## Work order
Nothing but an exact copy of the records is expected here.

Dataset records Start Marker

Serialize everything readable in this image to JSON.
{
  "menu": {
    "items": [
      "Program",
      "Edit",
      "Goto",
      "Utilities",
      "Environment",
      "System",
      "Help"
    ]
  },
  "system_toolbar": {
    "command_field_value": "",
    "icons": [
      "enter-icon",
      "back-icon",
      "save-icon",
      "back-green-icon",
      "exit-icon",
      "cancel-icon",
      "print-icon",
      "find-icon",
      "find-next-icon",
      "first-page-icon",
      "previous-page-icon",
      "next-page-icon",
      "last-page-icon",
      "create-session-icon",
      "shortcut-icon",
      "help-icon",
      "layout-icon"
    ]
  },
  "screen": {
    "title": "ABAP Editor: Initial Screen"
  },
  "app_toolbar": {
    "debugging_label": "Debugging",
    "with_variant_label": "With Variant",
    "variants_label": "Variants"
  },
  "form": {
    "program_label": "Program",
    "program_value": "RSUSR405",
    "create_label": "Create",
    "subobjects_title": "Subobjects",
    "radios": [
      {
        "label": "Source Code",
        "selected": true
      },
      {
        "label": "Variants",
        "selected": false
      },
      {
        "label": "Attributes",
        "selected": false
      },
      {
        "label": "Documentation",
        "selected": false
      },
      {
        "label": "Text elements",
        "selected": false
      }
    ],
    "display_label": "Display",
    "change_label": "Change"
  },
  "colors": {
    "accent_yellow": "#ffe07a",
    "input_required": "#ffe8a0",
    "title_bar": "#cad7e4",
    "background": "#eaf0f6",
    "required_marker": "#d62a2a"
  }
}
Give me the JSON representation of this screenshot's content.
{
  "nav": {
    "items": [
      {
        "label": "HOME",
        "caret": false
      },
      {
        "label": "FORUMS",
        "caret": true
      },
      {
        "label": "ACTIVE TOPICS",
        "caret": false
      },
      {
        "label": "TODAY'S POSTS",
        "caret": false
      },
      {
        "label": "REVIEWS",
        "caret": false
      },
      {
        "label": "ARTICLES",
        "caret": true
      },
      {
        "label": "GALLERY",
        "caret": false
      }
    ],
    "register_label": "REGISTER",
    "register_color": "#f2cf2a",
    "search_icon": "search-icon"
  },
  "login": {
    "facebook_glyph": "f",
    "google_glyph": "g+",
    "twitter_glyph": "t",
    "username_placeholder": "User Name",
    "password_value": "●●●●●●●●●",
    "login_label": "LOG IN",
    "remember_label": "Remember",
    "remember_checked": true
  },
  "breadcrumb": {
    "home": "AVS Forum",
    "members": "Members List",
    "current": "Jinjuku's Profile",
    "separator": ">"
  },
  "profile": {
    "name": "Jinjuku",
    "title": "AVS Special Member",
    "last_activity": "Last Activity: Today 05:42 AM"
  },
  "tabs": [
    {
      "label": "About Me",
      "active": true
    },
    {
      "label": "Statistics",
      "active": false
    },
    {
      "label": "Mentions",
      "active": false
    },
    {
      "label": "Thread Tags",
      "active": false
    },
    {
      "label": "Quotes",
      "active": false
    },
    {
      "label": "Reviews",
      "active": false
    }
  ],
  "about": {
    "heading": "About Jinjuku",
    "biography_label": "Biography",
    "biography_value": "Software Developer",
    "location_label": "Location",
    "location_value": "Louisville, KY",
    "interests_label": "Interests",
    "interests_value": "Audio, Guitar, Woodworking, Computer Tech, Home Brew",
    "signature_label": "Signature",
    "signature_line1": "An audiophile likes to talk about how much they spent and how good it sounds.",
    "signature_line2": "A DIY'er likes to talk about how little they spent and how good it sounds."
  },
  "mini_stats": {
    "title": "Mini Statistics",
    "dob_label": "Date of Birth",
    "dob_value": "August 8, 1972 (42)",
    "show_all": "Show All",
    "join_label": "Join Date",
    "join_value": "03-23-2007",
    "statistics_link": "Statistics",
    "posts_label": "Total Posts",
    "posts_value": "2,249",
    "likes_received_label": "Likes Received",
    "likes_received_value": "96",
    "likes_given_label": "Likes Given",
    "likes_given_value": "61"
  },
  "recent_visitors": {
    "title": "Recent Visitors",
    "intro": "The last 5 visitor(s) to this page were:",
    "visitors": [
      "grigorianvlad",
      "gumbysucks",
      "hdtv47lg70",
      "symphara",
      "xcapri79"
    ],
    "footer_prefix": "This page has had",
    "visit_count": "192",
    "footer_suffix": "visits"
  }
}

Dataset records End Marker

## Solution to this task
Serialize everything readable in this image to JSON.
{
  "menu": {
    "items": [
      "Program",
      "Edit",
      "Goto",
      "Utilities",
      "Environment",
      "System",
      "Help"
    ]
  },
  "system_toolbar": {
    "command_field_value": "",
    "icons": [
      "enter-icon",
      "back-icon",
      "save-icon",
      "back-green-icon",
      "exit-icon",
      "cancel-icon",
      "print-icon",
      "find-icon",
      "find-next-icon",
      "first-page-icon",
      "previous-page-icon",
      "next-page-icon",
      "last-page-icon",
      "create-session-icon",
      "shortcut-icon",
      "help-icon",
      "layout-icon"
    ]
  },
  "screen": {
    "title": "ABAP Editor: Initial Screen"
  },
  "app_toolbar": {
    "debugging_label": "Debugging",
    "with_variant_label": "With Variant",
    "variants_label": "Variants"
  },
  "form": {
    "program_label": "Program",
    "program_value": "RSUSR405",
    "create_label": "Create",
    "subobjects_title": "Subobjects",
    "radios": [
      {
        "label": "Source Code",
        "selected": true
      },
      {
        "label": "Variants",
        "selected": false
      },
      {
        "label": "Attributes",
        "selected": false
      },
      {
        "label": "Documentation",
        "selected": false
      },
      {
        "label": "Text elements",
        "selected": false
      }
    ],
    "display_label": "Display",
    "change_label": "Change"
  },
  "colors": {
    "accent_yellow": "#ffe07a",
    "input_required": "#ffe8a0",
    "title_bar": "#cad7e4",
    "background": "#eaf0f6",
    "required_marker": "#d62a2a"
  }
}
Give me the JSON representation of this screenshot's content.
{
  "nav": {
    "items": [
      {
        "label": "HOME",
        "caret": false
      },
      {
        "label": "FORUMS",
        "caret": true
      },
      {
        "label": "ACTIVE TOPICS",
        "caret": false
      },
      {
        "label": "TODAY'S POSTS",
        "caret": false
      },
      {
        "label": "REVIEWS",
        "caret": false
      },
      {
        "label": "ARTICLES",
        "caret": true
      },
      {
        "label": "GALLERY",
        "caret": false
      }
    ],
    "register_label": "REGISTER",
    "register_color": "#f2cf2a",
    "search_icon": "search-icon"
  },
  "login": {
    "facebook_glyph": "f",
    "google_glyph": "g+",
    "twitter_glyph": "t",
    "username_placeholder": "User Name",
    "password_value": "●●●●●●●●●",
    "login_label": "LOG IN",
    "remember_label": "Remember",
    "remember_checked": true
  },
  "breadcrumb": {
    "home": "AVS Forum",
    "members": "Members List",
    "current": "Jinjuku's Profile",
    "separator": ">"
  },
  "profile": {
    "name": "Jinjuku",
    "title": "AVS Special Member",
    "last_activity": "Last Activity: Today 05:42 AM"
  },
  "tabs": [
    {
      "label": "About Me",
      "active": true
    },
    {
      "label": "Statistics",
      "active": false
    },
    {
      "label": "Mentions",
      "active": false
    },
    {
      "label": "Thread Tags",
      "active": false
    },
    {
      "label": "Quotes",
      "active": false
    },
    {
      "label": "Reviews",
      "active": false
    }
  ],
  "about": {
    "heading": "About Jinjuku",
    "biography_label": "Biography",
    "biography_value": "Software Developer",
    "location_label": "Location",
    "location_value": "Louisville, KY",
    "interests_label": "Interests",
    "interests_value": "Audio, Guitar, Woodworking, Computer Tech, Home Brew",
    "signature_label": "Signature",
    "signature_line1": "An audiophile likes to talk about how much they spent and how good it sounds.",
    "signature_line2": "A DIY'er likes to talk about how little they spent and how good it sounds."
  },
  "mini_stats": {
    "title": "Mini Statistics",
    "dob_label": "Date of Birth",
    "dob_value": "August 8, 1972 (42)",
    "show_all": "Show All",
    "join_label": "Join Date",
    "join_value": "03-23-2007",
    "statistics_link": "Statistics",
    "posts_label": "Total Posts",
    "posts_value": "2,249",
    "likes_received_label": "Likes Received",
    "likes_received_value": "96",
    "likes_given_label": "Likes Given",
    "likes_given_value": "61"
  },
  "recent_visitors": {
    "title": "Recent Visitors",
    "intro": "The last 5 visitor(s) to this page were:",
    "visitors": [
      "grigorianvlad",
      "gumbysucks",
      "hdtv47lg70",
      "symphara",
      "xcapri79"
    ],
    "footer_prefix": "This page has had",
    "visit_count": "192",
    "footer_suffix": "visits"
  }
}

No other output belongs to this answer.